— Instructions for the task —
Write out the entire listing below exactly, with the pictures left out.

— Records for this task —
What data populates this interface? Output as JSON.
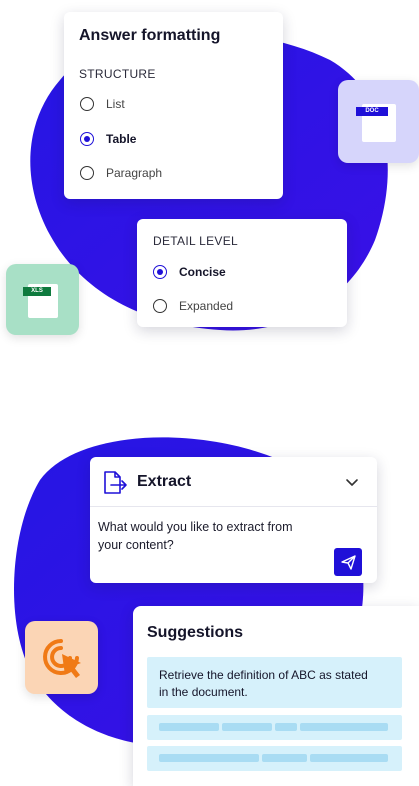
{
  "answer_formatting": {
    "title": "Answer formatting",
    "structure_label": "STRUCTURE",
    "options": [
      {
        "label": "List",
        "selected": false
      },
      {
        "label": "Table",
        "selected": true
      },
      {
        "label": "Paragraph",
        "selected": false
      }
    ]
  },
  "detail_level": {
    "label": "DETAIL LEVEL",
    "options": [
      {
        "label": "Concise",
        "selected": true
      },
      {
        "label": "Expanded",
        "selected": false
      }
    ]
  },
  "files": {
    "doc_tag": "DOC",
    "xls_tag": "XLS"
  },
  "extract": {
    "title": "Extract",
    "prompt_line1": "What would you like to extract from",
    "prompt_line2": "your content?"
  },
  "suggestions": {
    "title": "Suggestions",
    "first_line1": "Retrieve the definition of ABC as stated",
    "first_line2": "in the document."
  },
  "colors": {
    "accent": "#1f10d8",
    "blob": "#2e12e8",
    "doc_tile": "#d6d5fb",
    "xls_tile": "#a8e0c6",
    "cursor_tile": "#fbd5b5",
    "cursor_icon": "#f07a16",
    "suggestion_bg": "#d6f1fb"
  },
  "icons": {
    "extract": "document-export-icon",
    "send": "send-icon",
    "chevron": "chevron-down-icon",
    "cursor": "click-target-icon"
  }
}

— Answer to this problem —
What data populates this interface? Output as JSON.
{
  "answer_formatting": {
    "title": "Answer formatting",
    "structure_label": "STRUCTURE",
    "options": [
      {
        "label": "List",
        "selected": false
      },
      {
        "label": "Table",
        "selected": true
      },
      {
        "label": "Paragraph",
        "selected": false
      }
    ]
  },
  "detail_level": {
    "label": "DETAIL LEVEL",
    "options": [
      {
        "label": "Concise",
        "selected": true
      },
      {
        "label": "Expanded",
        "selected": false
      }
    ]
  },
  "files": {
    "doc_tag": "DOC",
    "xls_tag": "XLS"
  },
  "extract": {
    "title": "Extract",
    "prompt_line1": "What would you like to extract from",
    "prompt_line2": "your content?"
  },
  "suggestions": {
    "title": "Suggestions",
    "first_line1": "Retrieve the definition of ABC as stated",
    "first_line2": "in the document."
  },
  "colors": {
    "accent": "#1f10d8",
    "blob": "#2e12e8",
    "doc_tile": "#d6d5fb",
    "xls_tile": "#a8e0c6",
    "cursor_tile": "#fbd5b5",
    "cursor_icon": "#f07a16",
    "suggestion_bg": "#d6f1fb"
  },
  "icons": {
    "extract": "document-export-icon",
    "send": "send-icon",
    "chevron": "chevron-down-icon",
    "cursor": "click-target-icon"
  }
}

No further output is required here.